D

onald Glaser is the epitome of the “free-scientist.” Glaser’s original contributions came in physics, then he applied that knowledge, unbridled energy, and creative genius to three other scientific fields: molecular biology, biotechnology (he was a co-founder of what may be considered the first biotech company, Cetus Corporation), and, more recently, the Helen Wills Neuroscience institute at Berkeley (founding director).


It was his invention of the bubble chamber at the remarkably young age of 39 that the Nobel committee recognized as a true masterpiece. While a graduate student at Caltech, Glaser’s thesis required the use of two Wilson cloud-chambers – an awkward and ineffective system that Glaser was determined to improve. His intial contribution, a glass bulb about two centimeters wide, improved the cloud chamber as a detector of charged particles.


It was an experimental tool used so exhaustively by high-energy physicists in accelerator laboratories around the world that it touched nearly everything: the interior of atoms, the structure of particles, and the composition of matter.
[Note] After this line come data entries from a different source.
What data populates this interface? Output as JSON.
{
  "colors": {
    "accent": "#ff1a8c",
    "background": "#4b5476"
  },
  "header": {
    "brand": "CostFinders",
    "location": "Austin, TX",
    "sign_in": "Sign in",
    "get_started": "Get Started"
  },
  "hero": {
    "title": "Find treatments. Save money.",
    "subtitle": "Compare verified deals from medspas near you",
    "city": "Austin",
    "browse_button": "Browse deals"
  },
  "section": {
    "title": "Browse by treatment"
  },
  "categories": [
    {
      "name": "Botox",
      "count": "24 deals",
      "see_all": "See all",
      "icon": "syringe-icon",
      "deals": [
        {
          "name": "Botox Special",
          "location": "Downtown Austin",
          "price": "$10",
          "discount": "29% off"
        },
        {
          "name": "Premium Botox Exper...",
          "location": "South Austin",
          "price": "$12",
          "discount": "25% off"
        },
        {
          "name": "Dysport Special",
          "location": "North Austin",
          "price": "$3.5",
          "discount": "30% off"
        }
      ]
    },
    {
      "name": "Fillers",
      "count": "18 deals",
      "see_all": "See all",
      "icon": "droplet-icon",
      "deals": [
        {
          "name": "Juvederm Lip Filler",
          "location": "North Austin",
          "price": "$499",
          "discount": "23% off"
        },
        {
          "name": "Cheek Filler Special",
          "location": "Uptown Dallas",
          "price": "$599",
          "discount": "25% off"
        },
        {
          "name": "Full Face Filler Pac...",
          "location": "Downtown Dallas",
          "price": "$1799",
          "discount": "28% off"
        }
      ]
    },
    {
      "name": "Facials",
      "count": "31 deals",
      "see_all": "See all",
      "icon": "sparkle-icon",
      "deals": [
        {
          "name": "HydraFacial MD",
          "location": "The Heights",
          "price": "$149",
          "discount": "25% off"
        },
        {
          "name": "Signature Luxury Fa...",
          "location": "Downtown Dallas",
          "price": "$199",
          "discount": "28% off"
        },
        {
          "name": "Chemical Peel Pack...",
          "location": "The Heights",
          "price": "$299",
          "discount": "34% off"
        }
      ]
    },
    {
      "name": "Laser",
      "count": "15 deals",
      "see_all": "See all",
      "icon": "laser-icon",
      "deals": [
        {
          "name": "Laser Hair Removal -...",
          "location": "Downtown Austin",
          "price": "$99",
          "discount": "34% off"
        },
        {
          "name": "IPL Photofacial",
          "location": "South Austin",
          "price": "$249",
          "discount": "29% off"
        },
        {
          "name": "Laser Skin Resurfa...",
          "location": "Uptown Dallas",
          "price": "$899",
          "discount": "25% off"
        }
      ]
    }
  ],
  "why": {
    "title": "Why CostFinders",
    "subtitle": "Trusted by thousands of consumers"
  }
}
Much of what is known about particle physics has been discovered through the bubble chamber.


In 1960, Glaser arrived at Berkeley; the following year he was awarded the Nobel Prize. He next set out on an ambitious journey to map the E. coli genome. His “mutant” search extended his reach into molecular biology and served as an important part of the foundation of the emerging biotechnology industry.



The Momentum Distribution of Charged Cosmic Ray Particles Near Sea Level. Thesis by Donald Arthur Glaser,
Pasadena, California Institute of Technology, 1950
pages shown [title, table of contents, abstract]
[BANC MSS 2003/260 c, Ctn. 5]


Here Glaser began his work which resulted in the Nobel Prize ten years later.



“Methods of Particle Detection for High-Energy Physics Experiment,” by H. Bradner and D. A. Glaser
[BANC MSS 2003/260 c, Ctn. 18]


Glaser presented here his research leading to the bubble chamber, an early version of which is illustrated in the photographic images.


Letter from W. W. Drake to Donald A. Glaser, November 9, 1950
Letter from W. W. Drake to Donald A. Glaser, November 9, 1950
[BANC MSS 2003/260 c, Ctn. 6]

 

“ … we have few openings for the coming year.”


In 1959 the University found a place for Glaser. The following year he won the Nobel Prize in Physics.